"Liam and Pinball met in a children's home. Pinball had been in quite a few, that's how he got the name Pinball, going from home to home," explains 16-year-old William Ruane. "Pinball doesn't live with his mum and dad. He's usually out and about with his pal Liam. Anything Liam does, Pinball does. He takes things to heart if he gets hurt. " Compston points out that Pinball has even less than Liam. "Liam has Chantelle but Pinball has nobody. Liam is Pinball's family. "
"Pinball is a very unpredictable character, a bit of a loose cannon," says Loach. "In the things William did there was a kind of edginess - a zany quality in his eyes, which seemed to fit. And he's very imaginative. "
Ruane is still at school in Glasgow but has already focused on drama with theatre productions for Raindog Young Blood.
"I think maybe as a child, Pinball was brought up in quite a hard way," says Ruane. "He was not loved as he should have been and, as a result, he's been in children's homes. He grew up with tough people, and he's learned to take care of himself which is good where he lives. He needs to look out for himself in case there is trouble. "
Gary McCormack (Stan - Jean's boyfriend)
Gary McCormack is well known for his acting work, most notably in TV dramas including the award-winning The Acid House trilogy. Recently, he spent 6 months filming the Academy Award-nominated GANGS OF NEW YORK with Martin Scorsese in Italy. Originally from Leith in Edinburgh, McCormack has also performed in bands on bass guitar for many years, most notably with punk band The Exploited, which toured all over the world.
McCormack enjoyed the process of discovering his character without knowing the plot from day to day. "I felt more relaxed than I have on any other job.
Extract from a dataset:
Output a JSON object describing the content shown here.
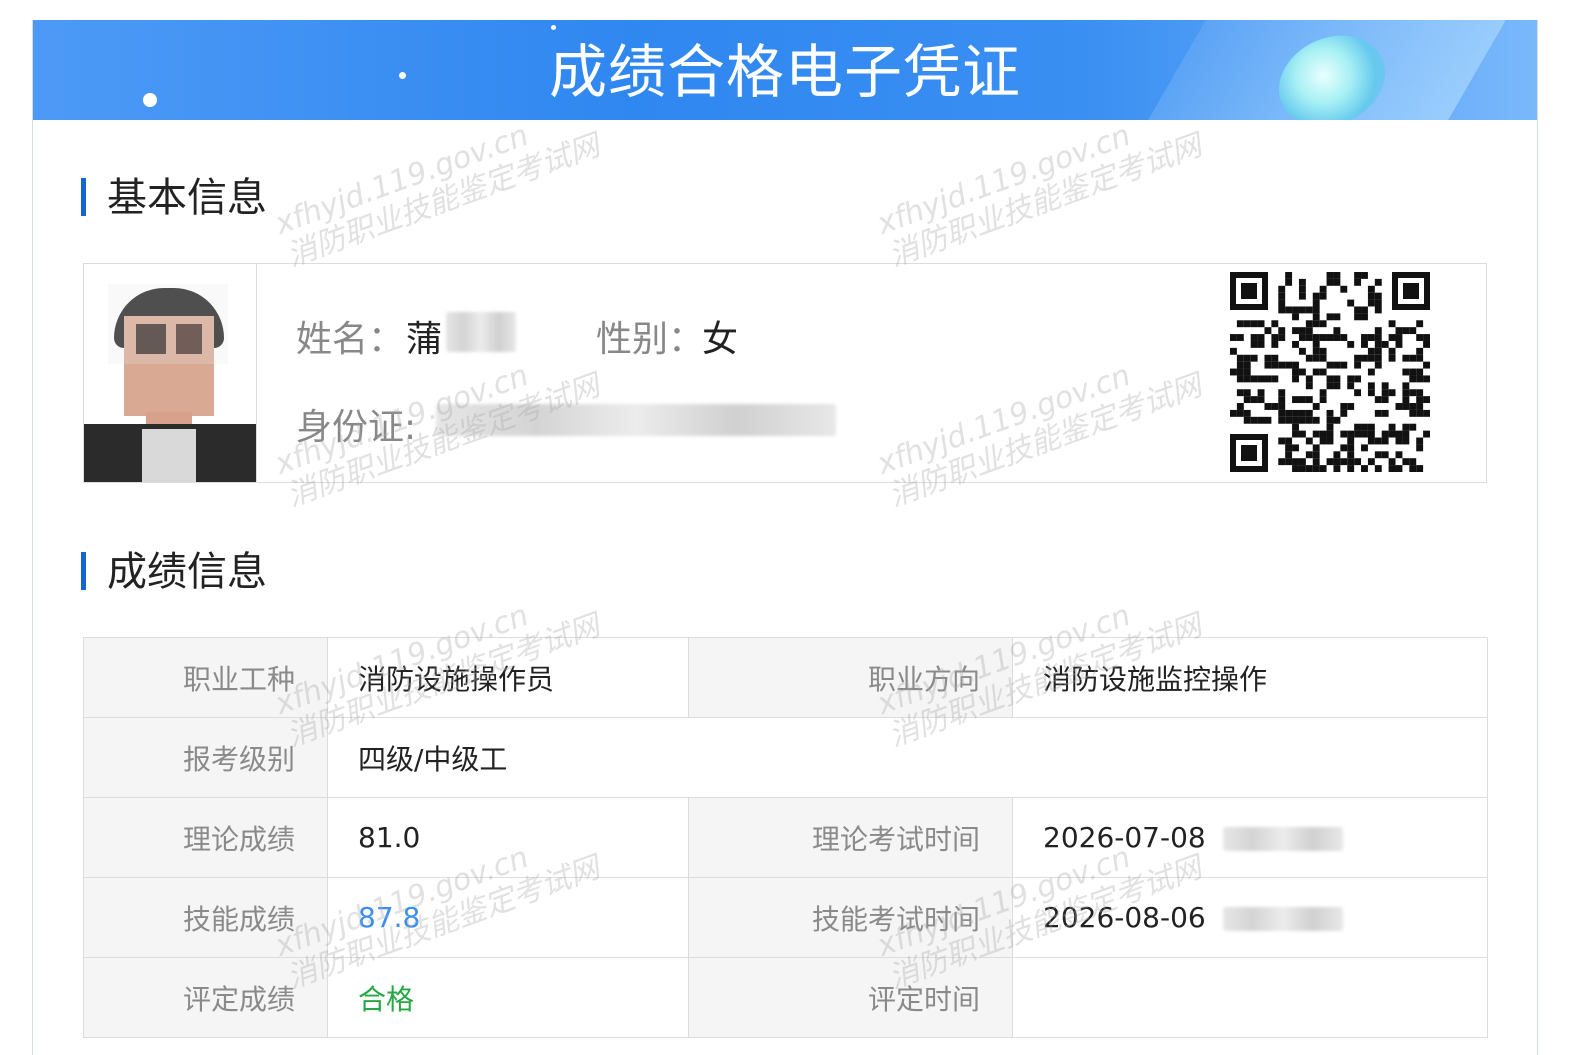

You go home and you think, what happened to me today?"
Stan and Jean's relationship is mutually dependent in many ways. Stan is a drug dealer who dreams of one day going legitimate and needs Jean to believe in him. "Maybe daydreams help people get through very grim realities," explains Laverty. "I'm sure there are moments of tenderness between Stan and Jean. " Strains are felt in his relationship with Liam. "Basically, I think Stan is a bit jealous of Liam because Liam seems to be doing well for himself," says McCormack.
McCormack's other credits include GANGSTER NO 1 (2000), COMPLICITY (2000), MARCIE'S DOWRY (1999) and THE ACID HOUSE (1998).
Tommy McKee (Rab - Jean's father)
Tommy McKee comes from Greenock. Previous work experience includes 6 years in the army, boxing and even dancing at the Edinburgh Military Tattoo. He never officially set his sights on acting, explaining, "I thought I'd go to the audition for a joke and see what happened. " McKee found the experience much easier than he expected. "I had freedom of speech, I wasn't restricted. I was just being natural. I could speak my mind. "
"Rab is used to being a 'dogsbody' to people with more talent and greater power," explains Laverty. "He's probably been a bully to his partner too. He's had odd jobs here and there but probably hasn't worked very much. " When Stan starts seeing his daughter, Jean, Rab sees an opportunity. "He's a typical bully," Laverty continues, "quite fragile but associates with stronger people. Taking it out on more vulnerable people. It's a kind of dog-eat-dog world where everyone, according to their talent and power, finds their own way of surviving the maze. "
McKee thoroughly enjoyed his first experience of filming, but there were some surprises. "I never realised how dangerous it was to make films. Not even the stunt man was prepared to risk what I did. .. I had to climb over a barbed wire fence, and my trousers got caught in the middle of a take, but they just kept filming - put it this way, I started out over the fence as a man and nearly came back as a woman!"
Despite the harshness of the character, McKee sees beneath the rough exterior. "His family is all mixed up. He's never had peace in his life and he knows he'll never get it. He sees Liam as part of the problem. "